= DIRECTIONS FOR THIS TASK =
Look down the entries below and report how many lines hold the string "Installing"; write nothing else.

= AVAILABLE RECORDS =
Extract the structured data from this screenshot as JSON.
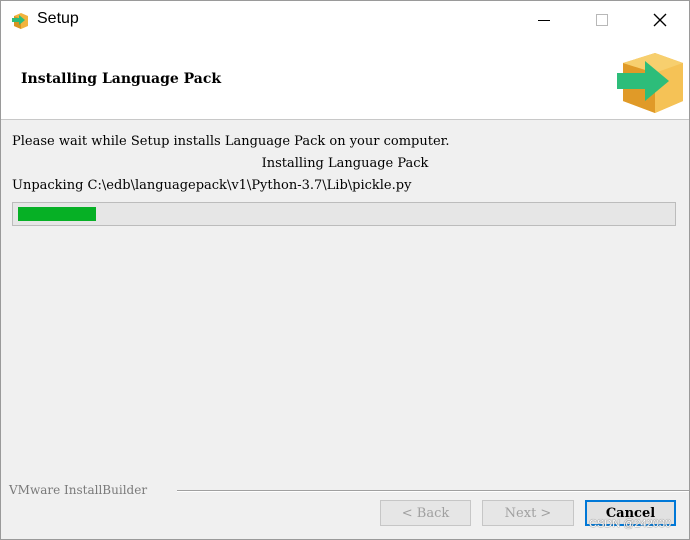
{
  "window": {
    "title": "Setup",
    "icon": "setup-package-icon"
  },
  "header": {
    "title": "Installing Language Pack",
    "logo": "box-arrow-logo"
  },
  "content": {
    "wait_message": "Please wait while Setup installs Language Pack on your computer.",
    "status_title": "Installing Language Pack",
    "current_file": "Unpacking C:\\edb\\languagepack\\v1\\Python-3.7\\Lib\\pickle.py",
    "progress_fraction": 0.12
  },
  "footer": {
    "brand": "VMware InstallBuilder",
    "back_label": "< Back",
    "next_label": "Next >",
    "cancel_label": "Cancel"
  },
  "watermark": "CSDN @242030",
  "colors": {
    "progress": "#06b025",
    "logo_box": "#f2b33d",
    "logo_arrow": "#2dbd7a",
    "focus_border": "#0078d7"
  }
}
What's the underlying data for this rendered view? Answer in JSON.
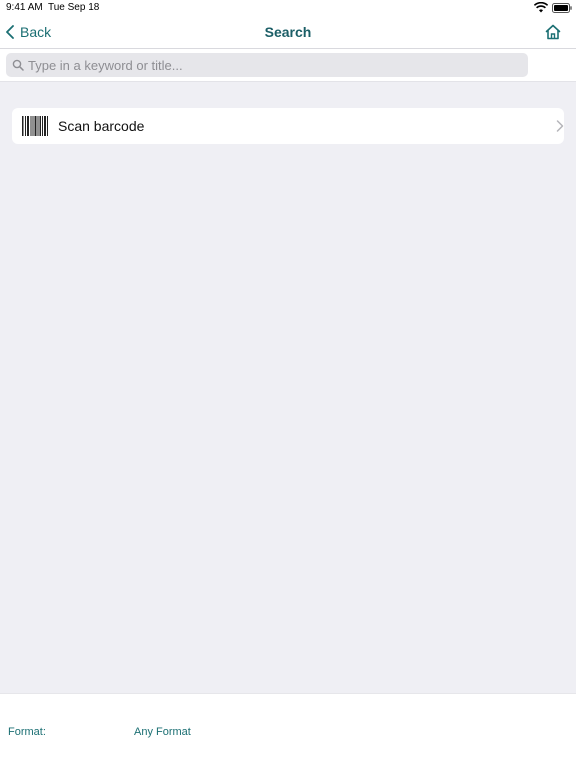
{
  "status_bar": {
    "time": "9:41 AM",
    "date": "Tue Sep 18",
    "icons": [
      "wifi-icon",
      "battery-icon"
    ]
  },
  "nav": {
    "back_label": "Back",
    "title": "Search",
    "icons": [
      "chevron-left-icon",
      "home-icon"
    ]
  },
  "search": {
    "placeholder": "Type in a keyword or title...",
    "value": "",
    "icon": "search-icon"
  },
  "scan": {
    "label": "Scan barcode",
    "icons": [
      "barcode-icon",
      "chevron-right-icon"
    ]
  },
  "bottom": {
    "format_label": "Format:",
    "format_value": "Any Format"
  },
  "colors": {
    "accent": "#1b6f73",
    "title": "#1b5e66",
    "background": "#efeff4"
  }
}
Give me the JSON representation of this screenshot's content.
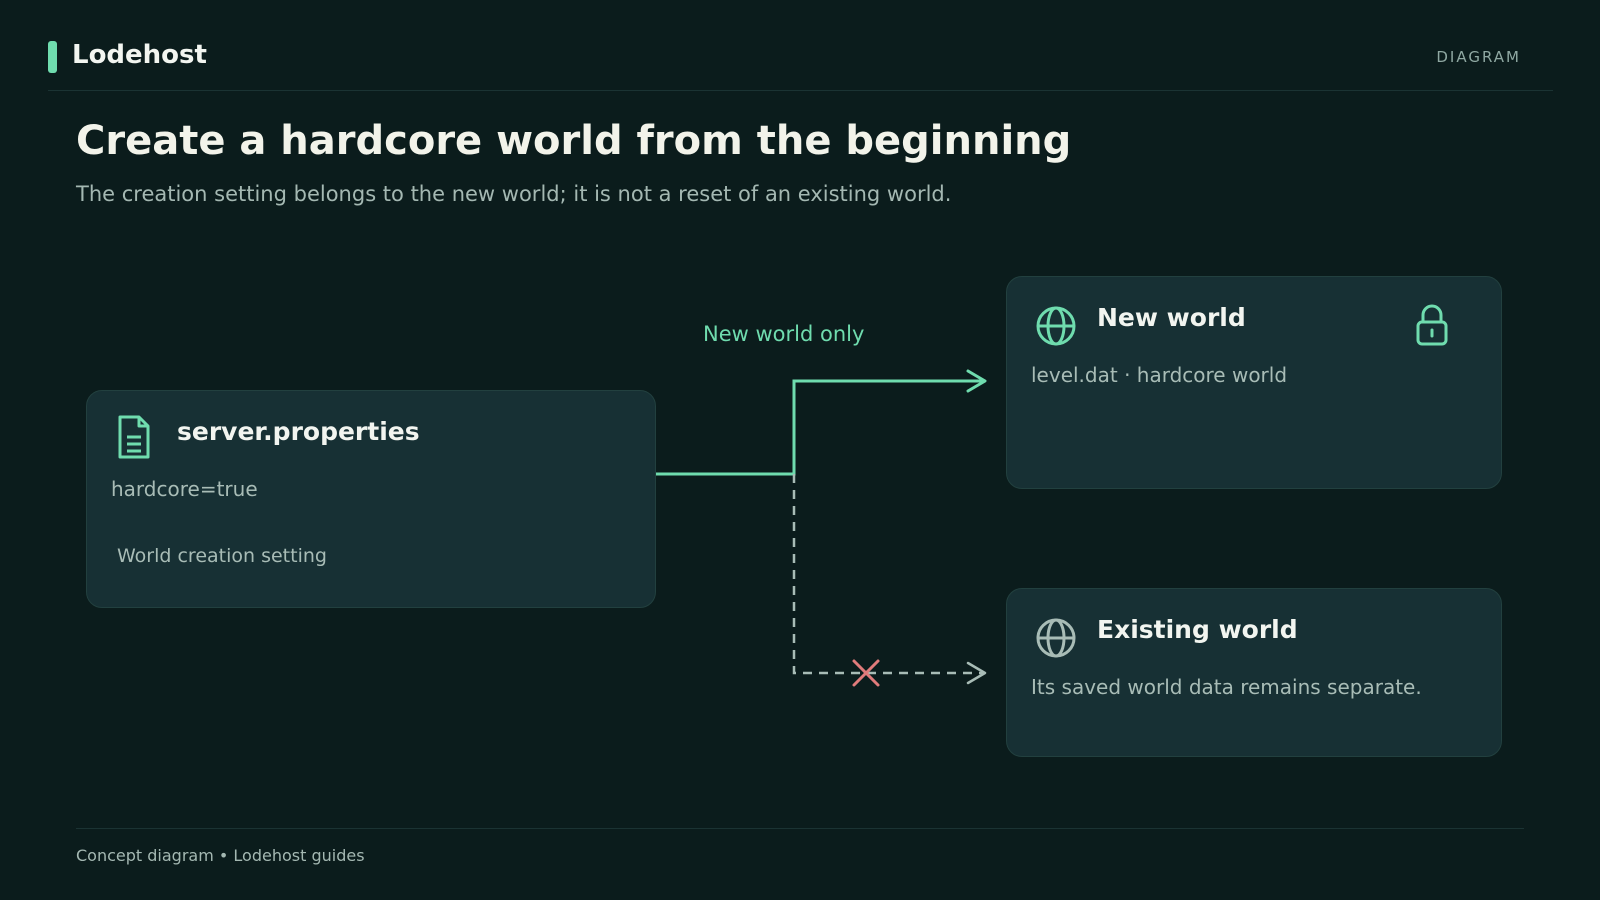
{
  "header": {
    "brand": "Lodehost",
    "tag": "DIAGRAM"
  },
  "title": "Create a hardcore world from the beginning",
  "subtitle": "The creation setting belongs to the new world; it is not a reset of an existing world.",
  "nodes": {
    "source": {
      "title": "server.properties",
      "value": "hardcore=true",
      "caption": "World creation setting",
      "icon": "document-icon"
    },
    "new_world": {
      "title": "New world",
      "value": "level.dat · hardcore world",
      "icon": "globe-icon",
      "badge_icon": "lock-icon"
    },
    "existing_world": {
      "title": "Existing world",
      "value": "Its saved world data remains separate.",
      "icon": "globe-icon"
    }
  },
  "edges": {
    "to_new": {
      "label": "New world only",
      "style": "solid",
      "color": "#6fdcae"
    },
    "to_existing": {
      "style": "dashed",
      "blocked_icon": "cross-icon",
      "color": "#a8bcb6",
      "blocked_color": "#e07b7b"
    }
  },
  "footer": "Concept diagram • Lodehost guides"
}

= EXPECTED ANSWER =
2